There’s no reason at all to expect any [Supercmte] deal in the end, because nothing has really changed. As long as Republicans refuse to consider any tax increases, there’s just not going to be a grand bargain.
And there’s no reason at all to expect Republicans to agree to tax increases; even if the committee did, their bill would be dead on arrival in the House. As near as I can tell, the Democrats would be willing to negotiate a deal if one were available, and even give up some liberal priorities in order to win other things, but Republicans just aren’t interested: there’s nothing they care about that they would be willing to sacrifice lower taxes on the wealthy for. Sure, some Republicans really oppose defense cuts, and if there’s no deal it’s possible that down the line the trigger will actually take effect and those cuts will happen, but they would prefer even that to having to vote for tax increases.

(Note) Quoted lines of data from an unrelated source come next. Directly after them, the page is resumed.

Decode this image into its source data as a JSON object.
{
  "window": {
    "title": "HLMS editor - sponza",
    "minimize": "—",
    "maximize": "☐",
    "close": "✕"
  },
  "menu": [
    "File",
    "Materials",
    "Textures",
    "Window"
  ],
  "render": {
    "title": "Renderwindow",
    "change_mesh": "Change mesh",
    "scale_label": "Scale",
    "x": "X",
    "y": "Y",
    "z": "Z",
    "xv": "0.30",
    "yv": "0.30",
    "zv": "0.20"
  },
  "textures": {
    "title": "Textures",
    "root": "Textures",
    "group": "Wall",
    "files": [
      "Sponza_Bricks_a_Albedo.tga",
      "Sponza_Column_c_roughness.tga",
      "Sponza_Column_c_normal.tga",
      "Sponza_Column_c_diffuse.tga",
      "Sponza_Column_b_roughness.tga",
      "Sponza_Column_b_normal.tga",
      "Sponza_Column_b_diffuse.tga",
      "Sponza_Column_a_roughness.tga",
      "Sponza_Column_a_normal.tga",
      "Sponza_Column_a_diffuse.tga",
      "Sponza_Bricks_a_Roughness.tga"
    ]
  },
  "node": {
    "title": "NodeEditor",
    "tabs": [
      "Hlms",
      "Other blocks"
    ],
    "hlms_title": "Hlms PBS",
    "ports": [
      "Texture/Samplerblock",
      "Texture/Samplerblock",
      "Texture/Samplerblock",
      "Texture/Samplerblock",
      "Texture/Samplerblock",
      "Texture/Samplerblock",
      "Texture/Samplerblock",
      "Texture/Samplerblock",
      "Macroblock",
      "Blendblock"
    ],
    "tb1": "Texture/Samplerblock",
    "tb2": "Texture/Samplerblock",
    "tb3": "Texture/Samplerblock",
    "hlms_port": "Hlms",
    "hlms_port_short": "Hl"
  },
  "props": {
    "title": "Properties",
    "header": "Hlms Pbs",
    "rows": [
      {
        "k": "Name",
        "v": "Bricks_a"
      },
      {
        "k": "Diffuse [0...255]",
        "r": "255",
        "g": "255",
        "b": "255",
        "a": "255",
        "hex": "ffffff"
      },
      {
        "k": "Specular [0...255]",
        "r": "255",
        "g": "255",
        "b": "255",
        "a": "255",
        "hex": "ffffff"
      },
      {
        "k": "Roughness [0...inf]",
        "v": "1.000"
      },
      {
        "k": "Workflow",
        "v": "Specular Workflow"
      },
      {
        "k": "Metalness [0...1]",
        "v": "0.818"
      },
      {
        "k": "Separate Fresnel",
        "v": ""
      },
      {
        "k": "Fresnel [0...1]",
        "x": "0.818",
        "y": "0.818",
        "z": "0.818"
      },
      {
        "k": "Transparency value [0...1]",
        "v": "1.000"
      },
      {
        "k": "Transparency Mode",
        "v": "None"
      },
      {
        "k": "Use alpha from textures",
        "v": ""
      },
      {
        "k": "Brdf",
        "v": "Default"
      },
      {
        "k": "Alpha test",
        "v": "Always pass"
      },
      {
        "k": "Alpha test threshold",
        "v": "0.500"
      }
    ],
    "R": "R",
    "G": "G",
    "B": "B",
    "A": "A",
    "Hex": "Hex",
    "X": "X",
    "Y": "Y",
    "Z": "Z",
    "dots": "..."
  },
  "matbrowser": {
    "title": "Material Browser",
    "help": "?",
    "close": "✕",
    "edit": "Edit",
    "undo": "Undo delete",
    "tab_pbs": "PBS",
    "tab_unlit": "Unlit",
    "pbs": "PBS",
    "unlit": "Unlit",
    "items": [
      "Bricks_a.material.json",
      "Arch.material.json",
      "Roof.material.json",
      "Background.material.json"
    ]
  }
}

And clearly none of them considers the federal budget deficit to be anywhere near as important to keeping high-end taxes low.
So what we’re seeing with today’s developments isn’t about bargaining, it’s about the spin both parties hope to take away from the deadlock. And for the Democrats that is once again a main course of reasonableness (they’re willing to cut a deal if only Republicans were willing) along with healthy side dishes of increased taxes on rich folks and new job creation measures. In other words, the items Barack Obama has been talking about that have been polling well for the last several weeks.
But as far as cutting a deal, we’ve seen that Republicans have some leverage when they have a sufficiently large and immediate hostage, but not otherwise. They don’t have any hostage on the Joint Select Committee, where neither side is particularly worried about cuts, since they won’t be triggered until after the election. The lack of a hostage means Dems don’t need to cave on tax hikes. The real action will occur when appropriations run out and the threat of a government shutdown returns. That’s the point at which we’ll probably get some real bargaining, and we’ll see whether Obama is going to be willing to risk a shutdown over Tea Party demands. But as long as Republicans refuse to entertain the idea of the wealthy paying a bit more in taxes, the supercommittee will just fizzle.
This is from the excellent Plum Line blog at the Washpost.
This does NOT mean we have nothing to talk about tomorrow. budgets and budget cutting show the country’s priorities. Spending = priorities. Taxing = priorities. What should our priorities be?